How many arguments does the existence of God have?

five arguments
Logical arguments In article 3, question 2, first part of his Summa Theologica, Thomas Aquinas developed his five arguments for God’s existence. These arguments are grounded in an Aristotelian ontology and make use of the infinite regression argument.

Who created the God?

Responses. Defenders of religion have countered that the question is improper: We ask, “If all things have a creator, then who created God?” Actually, only created things have a creator, so it’s improper to lump God with his creation. God has revealed himself to us in the Bible as having always existed.

What are the arguments for the cosmological argument?

The Cosmological arguments are a series of simple deductions that get us thinking about origins. Think about it; if there were no God, why would anything at all exist? There’s no necessity for it.

Are there any arguments for the existence of the universe?
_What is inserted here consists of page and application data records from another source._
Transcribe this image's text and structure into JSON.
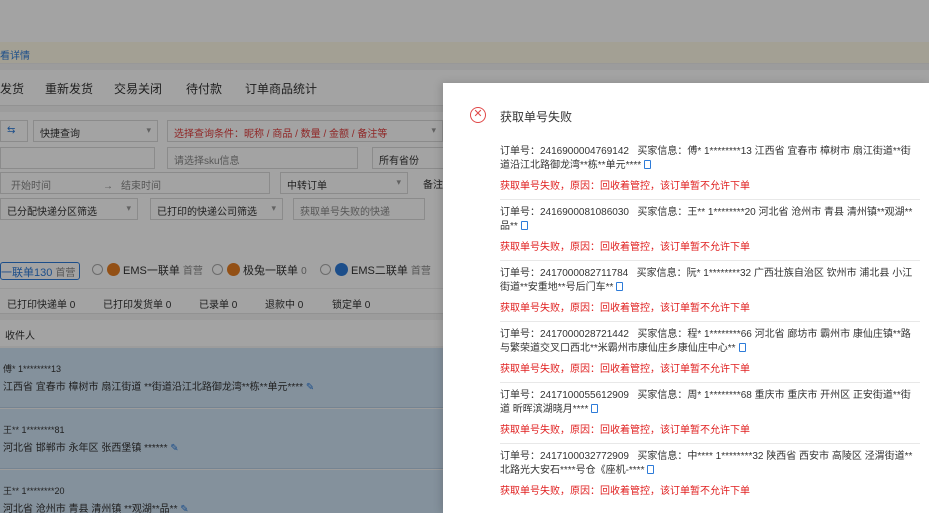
{
  "background": {
    "notice_link": "看详情",
    "tabs": [
      "发货",
      "重新发货",
      "交易关闭",
      "待付款",
      "订单商品统计"
    ],
    "filters": {
      "quick_query": "快捷查询",
      "condition_select": "选择查询条件：昵称 / 商品 / 数量 / 金额 / 备注等",
      "sku_placeholder": "请选择sku信息",
      "province": "所有省份",
      "start_time": "开始时间",
      "end_time": "结束时间",
      "order_type": "中转订单",
      "extra_label": "备注",
      "area_filter": "已分配快递分区筛选",
      "printed_filter": "已打印的快递公司筛选",
      "fail_query_placeholder": "获取单号失败的快递"
    },
    "channels": [
      {
        "name": "一联单130",
        "sub": "首营",
        "color": "#2d7bd8"
      },
      {
        "name": "EMS一联单",
        "sub": "首营",
        "color": "#e67e22"
      },
      {
        "name": "极兔一联单",
        "sub": "0",
        "color": "#e67e22"
      },
      {
        "name": "EMS二联单",
        "sub": "首营",
        "color": "#2d7bd8"
      }
    ],
    "subtabs": [
      {
        "label": "已打印快递单",
        "count": "0"
      },
      {
        "label": "已打印发货单",
        "count": "0"
      },
      {
        "label": "已录单",
        "count": "0"
      },
      {
        "label": "退款中",
        "count": "0"
      },
      {
        "label": "锁定单",
        "count": "0"
      }
    ],
    "column_receiver": "收件人",
    "rows": [
      {
        "line1": "傅* 1********13",
        "line2": "江西省 宜春市 樟树市 扇江街道 **街道沿江北路御龙湾**栋**单元****"
      },
      {
        "line1": "王** 1********81",
        "line2": "河北省 邯郸市 永年区 张西堡镇 ******"
      },
      {
        "line1": "王** 1********20",
        "line2": "河北省 沧州市 青县 清州镇 **观湖**品**"
      }
    ]
  },
  "dialog": {
    "title": "获取单号失败",
    "items": [
      {
        "order_no": "订单号：2416900004769142",
        "buyer": "买家信息：傅* 1********13 江西省 宜春市 樟树市 扇江街道**街道沿江北路御龙湾**栋**单元****",
        "reason": "获取单号失败，原因：回收着管控，该订单暂不允许下单"
      },
      {
        "order_no": "订单号：2416900081086030",
        "buyer": "买家信息：王** 1********20 河北省 沧州市 青县 清州镇**观湖**品**",
        "reason": "获取单号失败，原因：回收着管控，该订单暂不允许下单"
      },
      {
        "order_no": "订单号：2417000082711784",
        "buyer": "买家信息：阮* 1********32 广西壮族自治区 钦州市 浦北县 小江街道**安重地**号后门车**",
        "reason": "获取单号失败，原因：回收着管控，该订单暂不允许下单"
      },
      {
        "order_no": "订单号：2417000028721442",
        "buyer": "买家信息：程* 1********66 河北省 廊坊市 霸州市 康仙庄镇**路与繁荣道交叉口西北**米霸州市康仙庄乡康仙庄中心**",
        "reason": "获取单号失败，原因：回收着管控，该订单暂不允许下单"
      },
      {
        "order_no": "订单号：2417100055612909",
        "buyer": "买家信息：周* 1********68 重庆市 重庆市 开州区 正安街道**街道 昕晖滨湖晓月****",
        "reason": "获取单号失败，原因：回收着管控，该订单暂不允许下单"
      },
      {
        "order_no": "订单号：2417100032772909",
        "buyer": "买家信息：中**** 1********32 陕西省 西安市 高陵区 泾渭街道**北路光大安石****号仓《座机-****",
        "reason": "获取单号失败，原因：回收着管控，该订单暂不允许下单"
      }
    ]
  }
}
No. So, the universe had to have a first cause to get started, and it also needs something to give it existence right now. The only thing that would not have to be given existence is a thing that exists as its very nature. It is existence.

What did David Hume say about the cosmological argument?

David Hume and later Paul Edwards have invoked a similar principle in their criticisms of the cosmological argument. Rowe has called the principle the Hume-Edwards principle: If the existence of every member of a set is explained, the existence of that set is thereby explained.

Which is the most popular argument for the existence of God?

This argument or proof proceeds from a consideration of the existence and order of the universe. This popular argument for the existence of God is most commonly known as the cosmological argument.